### Task objective
From the entries below, copy every line that holds the word "Stocks".
══ Material shown
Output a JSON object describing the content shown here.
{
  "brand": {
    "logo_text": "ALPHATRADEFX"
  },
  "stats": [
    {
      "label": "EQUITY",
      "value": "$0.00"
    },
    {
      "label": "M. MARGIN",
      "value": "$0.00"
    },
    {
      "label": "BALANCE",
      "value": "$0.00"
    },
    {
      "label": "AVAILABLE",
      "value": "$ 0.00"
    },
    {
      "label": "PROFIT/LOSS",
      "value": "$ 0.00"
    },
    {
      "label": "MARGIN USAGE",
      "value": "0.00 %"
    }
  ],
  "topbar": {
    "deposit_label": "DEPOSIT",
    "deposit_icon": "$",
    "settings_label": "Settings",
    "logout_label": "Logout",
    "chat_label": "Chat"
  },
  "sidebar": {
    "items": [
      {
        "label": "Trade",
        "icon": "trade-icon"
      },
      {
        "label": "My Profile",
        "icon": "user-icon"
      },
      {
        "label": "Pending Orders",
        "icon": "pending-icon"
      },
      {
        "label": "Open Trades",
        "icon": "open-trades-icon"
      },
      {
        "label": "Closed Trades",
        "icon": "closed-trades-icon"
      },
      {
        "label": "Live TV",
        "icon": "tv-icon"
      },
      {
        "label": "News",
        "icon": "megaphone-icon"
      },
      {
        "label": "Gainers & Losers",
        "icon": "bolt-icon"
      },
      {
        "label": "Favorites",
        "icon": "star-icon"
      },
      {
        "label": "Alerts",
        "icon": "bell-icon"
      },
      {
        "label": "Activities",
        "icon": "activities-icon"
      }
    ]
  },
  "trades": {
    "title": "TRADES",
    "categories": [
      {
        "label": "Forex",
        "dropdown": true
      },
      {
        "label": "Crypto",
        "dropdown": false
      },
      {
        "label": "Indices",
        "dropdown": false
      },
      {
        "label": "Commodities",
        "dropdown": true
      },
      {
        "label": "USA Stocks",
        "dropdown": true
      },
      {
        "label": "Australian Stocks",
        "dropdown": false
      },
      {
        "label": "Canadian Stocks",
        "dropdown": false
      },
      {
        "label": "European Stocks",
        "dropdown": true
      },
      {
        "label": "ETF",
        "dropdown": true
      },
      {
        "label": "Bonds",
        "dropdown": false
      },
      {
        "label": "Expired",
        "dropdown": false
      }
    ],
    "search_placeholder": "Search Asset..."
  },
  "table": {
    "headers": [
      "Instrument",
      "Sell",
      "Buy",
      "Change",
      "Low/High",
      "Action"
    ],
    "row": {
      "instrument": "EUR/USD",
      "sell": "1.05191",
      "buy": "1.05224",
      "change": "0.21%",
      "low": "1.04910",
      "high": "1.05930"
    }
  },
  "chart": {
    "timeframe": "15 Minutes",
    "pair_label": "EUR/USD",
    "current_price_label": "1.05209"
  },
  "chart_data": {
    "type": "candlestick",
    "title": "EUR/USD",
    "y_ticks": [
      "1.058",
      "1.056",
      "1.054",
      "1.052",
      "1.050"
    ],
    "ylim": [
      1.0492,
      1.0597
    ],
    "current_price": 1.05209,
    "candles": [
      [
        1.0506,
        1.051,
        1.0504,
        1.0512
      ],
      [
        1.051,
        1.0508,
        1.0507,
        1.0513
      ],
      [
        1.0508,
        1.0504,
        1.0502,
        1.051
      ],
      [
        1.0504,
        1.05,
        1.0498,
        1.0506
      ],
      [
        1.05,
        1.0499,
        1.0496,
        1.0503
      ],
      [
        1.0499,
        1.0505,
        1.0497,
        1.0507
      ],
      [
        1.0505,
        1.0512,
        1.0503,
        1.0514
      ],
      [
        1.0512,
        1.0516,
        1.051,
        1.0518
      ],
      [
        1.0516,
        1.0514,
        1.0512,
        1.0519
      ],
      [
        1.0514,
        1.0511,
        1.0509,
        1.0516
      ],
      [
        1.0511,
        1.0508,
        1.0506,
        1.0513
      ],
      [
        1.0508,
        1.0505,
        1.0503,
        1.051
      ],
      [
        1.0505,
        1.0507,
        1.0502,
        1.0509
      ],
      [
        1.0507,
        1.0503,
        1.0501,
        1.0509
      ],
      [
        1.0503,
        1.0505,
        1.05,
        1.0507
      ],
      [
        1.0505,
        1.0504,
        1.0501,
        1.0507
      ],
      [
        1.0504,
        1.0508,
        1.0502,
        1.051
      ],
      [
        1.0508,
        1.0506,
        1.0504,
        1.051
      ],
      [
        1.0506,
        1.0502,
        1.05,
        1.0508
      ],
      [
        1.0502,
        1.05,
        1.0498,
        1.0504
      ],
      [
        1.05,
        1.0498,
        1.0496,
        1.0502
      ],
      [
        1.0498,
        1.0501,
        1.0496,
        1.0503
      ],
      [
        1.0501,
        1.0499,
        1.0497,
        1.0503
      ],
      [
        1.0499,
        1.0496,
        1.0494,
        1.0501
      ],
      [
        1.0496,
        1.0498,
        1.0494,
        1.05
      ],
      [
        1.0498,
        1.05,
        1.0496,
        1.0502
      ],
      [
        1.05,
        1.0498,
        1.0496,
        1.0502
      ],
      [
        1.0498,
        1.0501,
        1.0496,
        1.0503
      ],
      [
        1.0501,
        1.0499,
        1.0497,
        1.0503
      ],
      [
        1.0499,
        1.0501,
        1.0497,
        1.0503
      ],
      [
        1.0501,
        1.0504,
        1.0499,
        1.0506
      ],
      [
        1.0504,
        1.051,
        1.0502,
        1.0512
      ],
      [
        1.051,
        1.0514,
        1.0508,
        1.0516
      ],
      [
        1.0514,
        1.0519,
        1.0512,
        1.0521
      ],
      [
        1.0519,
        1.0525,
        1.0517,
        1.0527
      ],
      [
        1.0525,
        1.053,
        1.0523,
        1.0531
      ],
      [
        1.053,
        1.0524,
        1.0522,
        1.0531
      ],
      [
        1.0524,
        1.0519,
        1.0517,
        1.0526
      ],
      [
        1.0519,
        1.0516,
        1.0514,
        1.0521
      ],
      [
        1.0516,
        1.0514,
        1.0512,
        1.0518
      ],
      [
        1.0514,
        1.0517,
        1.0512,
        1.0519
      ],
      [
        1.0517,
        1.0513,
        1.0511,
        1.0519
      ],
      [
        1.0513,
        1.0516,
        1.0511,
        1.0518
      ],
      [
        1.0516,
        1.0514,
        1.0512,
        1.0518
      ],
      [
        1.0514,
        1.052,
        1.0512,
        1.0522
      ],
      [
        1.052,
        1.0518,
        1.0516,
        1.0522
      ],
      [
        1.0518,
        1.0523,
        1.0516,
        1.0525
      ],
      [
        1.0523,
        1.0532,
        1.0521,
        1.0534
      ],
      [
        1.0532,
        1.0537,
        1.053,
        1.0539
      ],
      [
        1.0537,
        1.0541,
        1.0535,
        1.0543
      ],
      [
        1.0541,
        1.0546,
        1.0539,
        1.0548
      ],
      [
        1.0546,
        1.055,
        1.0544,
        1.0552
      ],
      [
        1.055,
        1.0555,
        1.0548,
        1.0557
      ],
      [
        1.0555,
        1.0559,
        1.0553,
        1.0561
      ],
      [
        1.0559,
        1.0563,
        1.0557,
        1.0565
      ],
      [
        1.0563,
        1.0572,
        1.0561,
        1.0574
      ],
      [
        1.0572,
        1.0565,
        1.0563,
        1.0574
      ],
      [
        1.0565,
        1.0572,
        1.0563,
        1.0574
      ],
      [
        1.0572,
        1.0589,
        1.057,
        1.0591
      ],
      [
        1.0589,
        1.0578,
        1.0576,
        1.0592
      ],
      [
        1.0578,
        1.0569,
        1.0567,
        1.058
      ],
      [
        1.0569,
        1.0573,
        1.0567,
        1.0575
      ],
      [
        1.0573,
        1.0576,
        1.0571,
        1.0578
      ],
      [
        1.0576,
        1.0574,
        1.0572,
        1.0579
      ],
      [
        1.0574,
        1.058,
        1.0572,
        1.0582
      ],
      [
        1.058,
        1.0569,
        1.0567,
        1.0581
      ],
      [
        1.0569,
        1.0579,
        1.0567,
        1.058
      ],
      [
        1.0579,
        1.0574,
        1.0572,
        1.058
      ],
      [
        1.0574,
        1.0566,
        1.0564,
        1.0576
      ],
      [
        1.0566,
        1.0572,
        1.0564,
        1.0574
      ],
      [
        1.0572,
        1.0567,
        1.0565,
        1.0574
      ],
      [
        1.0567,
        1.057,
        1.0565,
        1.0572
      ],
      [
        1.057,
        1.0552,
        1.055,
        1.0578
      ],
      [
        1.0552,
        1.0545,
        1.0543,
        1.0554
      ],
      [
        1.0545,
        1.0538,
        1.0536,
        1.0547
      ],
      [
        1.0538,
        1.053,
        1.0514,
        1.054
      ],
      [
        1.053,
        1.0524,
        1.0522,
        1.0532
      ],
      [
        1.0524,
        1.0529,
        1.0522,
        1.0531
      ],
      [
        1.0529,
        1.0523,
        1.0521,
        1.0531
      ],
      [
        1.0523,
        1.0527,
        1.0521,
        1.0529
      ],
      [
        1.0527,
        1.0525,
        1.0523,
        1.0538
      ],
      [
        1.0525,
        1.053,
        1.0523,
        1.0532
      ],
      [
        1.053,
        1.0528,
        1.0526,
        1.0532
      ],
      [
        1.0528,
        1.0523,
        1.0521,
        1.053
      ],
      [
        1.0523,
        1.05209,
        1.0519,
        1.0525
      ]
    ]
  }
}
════
### Answer box
        "label": "USA Stocks",
        "label": "Australian Stocks",
        "label": "Canadian Stocks",
        "label": "European Stocks",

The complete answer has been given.